“Do we belong?” That’s the question Sunayana Dumala asked in her Facebook post after she lost her husband to a hate crime last year. I took her question as the title of my short documentary, which recently premiered online at The Atlantic.
I read about Srinivas’ death, and the story really hit home. My father came to the US in the 80’s as a software engineer from India’s western neighbor, Pakistan, with a work ethic and ambition that reminded me of what I was reading about Srinivas. Even more than that, the descriptions of Srinivas’ positive nature and playful humor also felt very familiar. There was a sense that I somehow knew him.

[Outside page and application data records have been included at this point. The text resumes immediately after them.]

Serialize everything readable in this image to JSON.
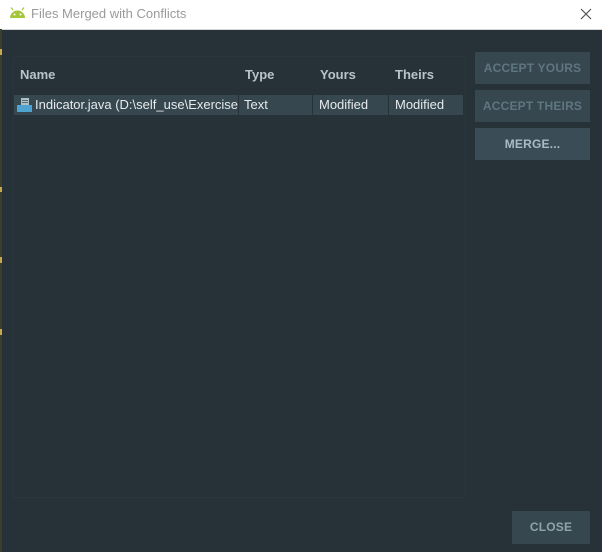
{
  "window": {
    "title": "Files Merged with Conflicts",
    "app_icon": "android-icon",
    "close_icon": "close-icon"
  },
  "table": {
    "columns": [
      "Name",
      "Type",
      "Yours",
      "Theirs"
    ],
    "rows": [
      {
        "icon": "java-file-icon",
        "name": "Indicator.java (D:\\self_use\\Exercise(",
        "type": "Text",
        "yours": "Modified",
        "theirs": "Modified"
      }
    ]
  },
  "actions": {
    "accept_yours": "ACCEPT YOURS",
    "accept_theirs": "ACCEPT THEIRS",
    "merge": "MERGE...",
    "close": "CLOSE"
  },
  "colors": {
    "background": "#263238",
    "row_selected": "#37474f",
    "android_green": "#a4c639",
    "file_icon_blue": "#4fa3d1"
  }
}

Growing up in Long Island, we would hear stories about hate crimes against Muslims and other South Asians and Arabs around the country, regardless of their religious backgrounds, in the aftermath of events like the first World Trade Center bombing, the launching of Desert Storm, and, of course, in the wake of 9/11. It was something we talked a lot about in our community.
As we’ve seen over the years, there have been many unfortunate victims of Islamophobic violence in the United States. And this recent election has ushered in another major increase, the likes of which we haven’t seen since the days after 9/11. It is in this context that the tragedy in Olathe, Kansas took place. Although Srinivas was a Hindu, he was identified with the same amorphous threat, by a man who seemed to be searching for a suitable target for his hatred and frustration. It’s an all too common story. This was the worst kind of result: murder. But incidents borne from the same kind of ignorance and malice are happening every day. From hurled insults to broken bones, to shattered windows and burned down houses of worship.
Sunayana’s question, “do we belong here?”, cuts to the heart of what has been on the minds of many as of late – both immigrants, as well as other marginalized groups. Sunayana has arrived at her own conclusion. And while everyone has to find that for themselves, I was inspired by her incredible strength and perseverance in the face of so much adversity. And I am doing what I can to pass along her message of hope and resilience.
Capital K Pictures